▶ _Excerpts from an interface dataset_
━━━━
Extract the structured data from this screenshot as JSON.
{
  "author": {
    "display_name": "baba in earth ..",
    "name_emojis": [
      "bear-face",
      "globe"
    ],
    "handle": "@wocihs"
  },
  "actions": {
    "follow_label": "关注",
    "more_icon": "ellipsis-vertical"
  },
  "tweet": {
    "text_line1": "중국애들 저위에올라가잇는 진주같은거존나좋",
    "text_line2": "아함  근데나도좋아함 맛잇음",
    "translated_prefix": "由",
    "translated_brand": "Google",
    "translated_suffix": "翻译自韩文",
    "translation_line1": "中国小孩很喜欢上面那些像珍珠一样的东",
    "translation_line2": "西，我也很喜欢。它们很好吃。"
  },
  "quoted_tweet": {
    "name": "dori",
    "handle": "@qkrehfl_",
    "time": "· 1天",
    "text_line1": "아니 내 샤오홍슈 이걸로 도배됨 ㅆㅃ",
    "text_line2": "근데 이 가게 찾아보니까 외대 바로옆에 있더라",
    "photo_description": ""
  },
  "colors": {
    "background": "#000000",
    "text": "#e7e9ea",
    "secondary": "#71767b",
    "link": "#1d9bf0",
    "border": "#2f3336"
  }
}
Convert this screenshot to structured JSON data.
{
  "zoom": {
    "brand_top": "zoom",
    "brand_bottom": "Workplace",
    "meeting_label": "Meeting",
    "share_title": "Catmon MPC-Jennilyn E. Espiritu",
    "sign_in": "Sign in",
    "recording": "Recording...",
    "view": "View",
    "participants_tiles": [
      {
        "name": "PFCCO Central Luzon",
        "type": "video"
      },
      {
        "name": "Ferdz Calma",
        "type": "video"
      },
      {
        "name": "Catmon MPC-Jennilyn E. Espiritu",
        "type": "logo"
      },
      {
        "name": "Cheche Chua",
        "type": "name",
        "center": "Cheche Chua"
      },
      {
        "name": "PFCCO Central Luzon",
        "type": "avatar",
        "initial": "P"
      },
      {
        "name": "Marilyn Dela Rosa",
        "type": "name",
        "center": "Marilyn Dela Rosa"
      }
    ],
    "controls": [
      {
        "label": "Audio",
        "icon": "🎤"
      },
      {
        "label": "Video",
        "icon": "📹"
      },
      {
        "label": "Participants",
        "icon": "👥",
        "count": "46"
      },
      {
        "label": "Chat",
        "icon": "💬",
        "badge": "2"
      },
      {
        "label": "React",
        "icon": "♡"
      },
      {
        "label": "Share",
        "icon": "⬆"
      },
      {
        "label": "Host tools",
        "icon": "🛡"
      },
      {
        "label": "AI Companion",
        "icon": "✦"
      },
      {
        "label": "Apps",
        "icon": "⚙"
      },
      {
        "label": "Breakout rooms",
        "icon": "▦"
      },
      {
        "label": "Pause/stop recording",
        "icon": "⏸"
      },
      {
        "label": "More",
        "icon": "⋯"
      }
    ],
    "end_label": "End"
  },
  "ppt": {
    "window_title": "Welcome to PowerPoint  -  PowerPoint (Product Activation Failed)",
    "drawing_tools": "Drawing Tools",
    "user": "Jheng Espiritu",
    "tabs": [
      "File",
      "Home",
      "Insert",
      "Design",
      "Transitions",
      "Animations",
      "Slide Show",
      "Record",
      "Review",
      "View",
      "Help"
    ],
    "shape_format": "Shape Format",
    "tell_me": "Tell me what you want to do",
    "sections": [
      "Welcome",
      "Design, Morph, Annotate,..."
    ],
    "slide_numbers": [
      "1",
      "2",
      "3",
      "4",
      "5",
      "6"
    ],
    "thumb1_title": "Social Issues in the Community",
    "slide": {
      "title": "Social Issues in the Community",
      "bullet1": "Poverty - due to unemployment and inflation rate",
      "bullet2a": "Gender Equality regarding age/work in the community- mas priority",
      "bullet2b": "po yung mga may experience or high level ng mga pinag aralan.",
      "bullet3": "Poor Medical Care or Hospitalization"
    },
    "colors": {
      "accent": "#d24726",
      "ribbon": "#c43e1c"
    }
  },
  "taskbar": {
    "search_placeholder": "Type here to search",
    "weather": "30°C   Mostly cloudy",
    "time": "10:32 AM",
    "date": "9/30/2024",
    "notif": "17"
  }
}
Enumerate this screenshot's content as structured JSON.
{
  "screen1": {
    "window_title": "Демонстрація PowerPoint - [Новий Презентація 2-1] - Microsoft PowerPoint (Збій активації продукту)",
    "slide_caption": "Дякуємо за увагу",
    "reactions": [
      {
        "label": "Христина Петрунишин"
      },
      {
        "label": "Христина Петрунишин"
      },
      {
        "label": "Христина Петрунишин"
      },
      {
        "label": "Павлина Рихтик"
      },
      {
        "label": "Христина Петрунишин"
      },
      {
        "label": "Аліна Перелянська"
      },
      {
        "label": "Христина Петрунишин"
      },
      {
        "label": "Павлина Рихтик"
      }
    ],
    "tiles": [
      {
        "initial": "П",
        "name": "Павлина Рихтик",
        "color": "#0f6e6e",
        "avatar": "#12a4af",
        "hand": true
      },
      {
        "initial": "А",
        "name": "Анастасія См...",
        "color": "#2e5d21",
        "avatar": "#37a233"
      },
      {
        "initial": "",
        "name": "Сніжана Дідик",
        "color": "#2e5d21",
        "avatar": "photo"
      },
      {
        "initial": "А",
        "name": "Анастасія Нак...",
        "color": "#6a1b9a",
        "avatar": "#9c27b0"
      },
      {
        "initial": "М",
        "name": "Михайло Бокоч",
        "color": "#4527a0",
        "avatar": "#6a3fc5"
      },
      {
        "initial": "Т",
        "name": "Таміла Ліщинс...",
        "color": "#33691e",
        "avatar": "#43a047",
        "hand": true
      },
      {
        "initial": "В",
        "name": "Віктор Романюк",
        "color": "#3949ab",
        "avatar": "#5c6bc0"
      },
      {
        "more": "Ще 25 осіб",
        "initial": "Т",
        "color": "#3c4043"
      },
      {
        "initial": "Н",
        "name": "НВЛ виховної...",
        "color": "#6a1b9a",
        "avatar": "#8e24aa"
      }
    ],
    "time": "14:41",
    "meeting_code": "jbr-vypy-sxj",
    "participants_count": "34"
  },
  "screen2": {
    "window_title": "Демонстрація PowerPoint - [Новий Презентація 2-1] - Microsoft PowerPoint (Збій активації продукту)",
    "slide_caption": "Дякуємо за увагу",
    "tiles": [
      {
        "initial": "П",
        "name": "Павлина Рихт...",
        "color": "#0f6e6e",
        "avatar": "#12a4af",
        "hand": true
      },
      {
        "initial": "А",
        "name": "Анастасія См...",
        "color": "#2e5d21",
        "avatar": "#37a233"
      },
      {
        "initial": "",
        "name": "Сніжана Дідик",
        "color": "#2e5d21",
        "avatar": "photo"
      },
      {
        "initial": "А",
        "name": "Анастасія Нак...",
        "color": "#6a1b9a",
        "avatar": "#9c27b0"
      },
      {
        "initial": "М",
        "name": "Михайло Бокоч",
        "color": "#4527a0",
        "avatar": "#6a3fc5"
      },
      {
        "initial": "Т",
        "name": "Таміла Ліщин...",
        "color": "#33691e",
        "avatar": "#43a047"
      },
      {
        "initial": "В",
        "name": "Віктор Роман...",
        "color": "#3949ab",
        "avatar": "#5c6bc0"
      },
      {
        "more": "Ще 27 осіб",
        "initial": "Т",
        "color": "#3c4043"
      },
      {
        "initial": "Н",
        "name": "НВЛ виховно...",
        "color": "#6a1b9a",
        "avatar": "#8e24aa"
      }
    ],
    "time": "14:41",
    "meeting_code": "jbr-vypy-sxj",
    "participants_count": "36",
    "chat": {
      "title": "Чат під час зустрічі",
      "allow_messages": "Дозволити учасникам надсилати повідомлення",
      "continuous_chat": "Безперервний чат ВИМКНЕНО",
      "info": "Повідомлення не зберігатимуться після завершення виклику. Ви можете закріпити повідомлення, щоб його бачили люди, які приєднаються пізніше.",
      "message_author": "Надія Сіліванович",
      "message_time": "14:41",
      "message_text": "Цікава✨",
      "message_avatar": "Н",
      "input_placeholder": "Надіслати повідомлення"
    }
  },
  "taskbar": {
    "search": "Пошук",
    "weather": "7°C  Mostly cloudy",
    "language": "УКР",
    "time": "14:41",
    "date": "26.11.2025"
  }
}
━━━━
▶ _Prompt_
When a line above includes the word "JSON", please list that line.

▶ _Response to this task_
Extract the structured data from this screenshot as JSON.
Convert this screenshot to structured JSON data.
Enumerate this screenshot's content as structured JSON.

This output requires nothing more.